Phil Mickelson greets fans during the second round

Phil Mickelson greets fans during the second round of The Barclays in the PGA Tour FedExCup Play-Offs on the Black Course at Bethpage State Park on August 26, 2016 in Farmingdale, New York. Photo Credit: Getty Images / Kevin C. Cox

The leader of The Barclays was walking off the 13th green, having made an important birdie that brought him to 9 under par, and the crowd was going crazy. Not for Patrick Reed. The people were cheering their hearts out for Phil Mickelson, who just had made par to remain 1 over.

It kept going that way right to the clubhouse for Mickelson, the people’s choice at the people’s course. He has been a hero at Bethpage Black since the Long Island crowd spontaneously adopted him during the 2002 U.S. Open. He still is, even when he is closer to missing the cut than making a run, as he was Friday.

As he approached the par-3 14th green, he was loudly saluted by the patrons in the tent overlooking it, a spirited (wink, wink) chateau called the William Hill Estate Wine Lounge. Mickelson merely had to walk toward his ball and folks in there chanted “Phil! Phil! Phil! Phil!” They gave him a hero’s sendoff after another par. Someone shouted, “Give us a wave, Phil!” and he gave them a thumbs up, which provoked a louder cheer.

On his way across the road to the 15th tee, he gave his golf ball to a child and gave a fist bump to a man, who later was heard telling a friend, “I got it on video!”

By any measure, the crowds at Bethpage Black this week were smaller and quieter than they were for the Opens in 2002 and 2009. Except for the cheering directed at one man. Mickelson got some major love.

He also got serious mojo when he was at 2 over following a bogey on No. 15 and appeared to be right on the cut line (it eventually became 3 over, but no one could tell at the time). Mickelson gave his public what it wanted and gave himself what he needed when he floated a 5-iron 210 yards to the 17th green, landed it 7 feet from the hole and made the birdie putt to reach 1 over. “It was the only putt I made all day,” he said, without mentioning that if he only had done that in 2009, his name would be on the U.S. Open trophy and he would be on that short list of modern Grand Slam winners.

The thing is, Mickelson does not get bogged down by disappointment.

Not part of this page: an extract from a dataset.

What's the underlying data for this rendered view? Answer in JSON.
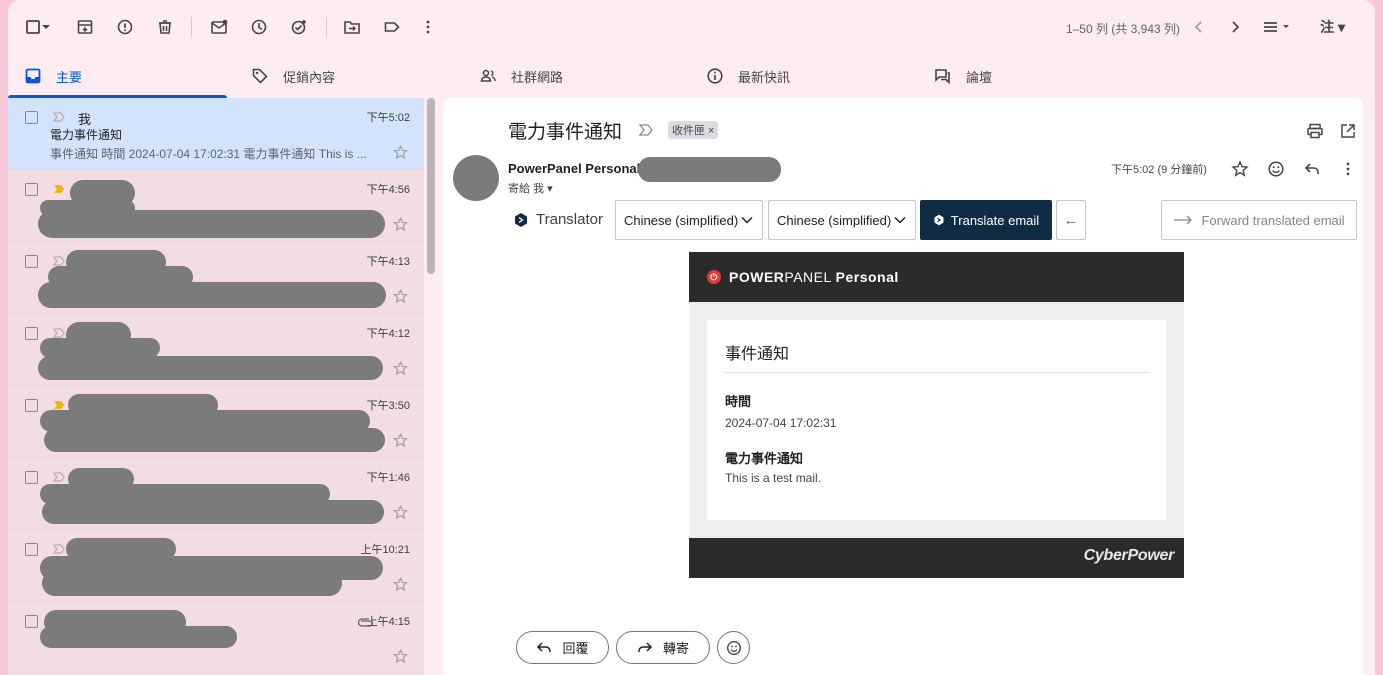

He keeps on trying and seeing the bright side, which is one of the reasons people here like him so much. “I’m excited about the weekend,” he said after shooting 73, “because any time you have a chance to play on this golf course in front of this crowd, it’s an incredible experience.”

As he spoke with reporters outside the clubhouse, a crowd, composed mostly of young people, kept cheering him. A child’s voice shouted, “Phil, I’m a lefty just like you!”

“It’s great. I love it,” Mickelson said. “People are incredible here. It’s fun and it’s a unique experience.”

Even playing partner Reed got a kick out of it. “They were loud. They were getting rowdy as the day was going on and it was fun. It was good,” he said after a 68 that topped the field at 8 under. “I was able to feed off energy from the crowd and kind of run with it.”

Who knows if this is Phil’s last hurrah as a player at Bethpage? The PGA Championship will be here in 2019, but will he be able to contend in a major on this behemoth at 49?

In any case, the smart money says he will be named captain of the U.S. Ryder Cup team when that event is held on the Black in 2024. When they finally are ready to make that official, they shouldn’t hold a news conference in a fancy restaurant. They should have a public rally at Bethpage State Park and let the crowd make the introduction: “Phil! Phil! Phil! Phil!”

New York Sports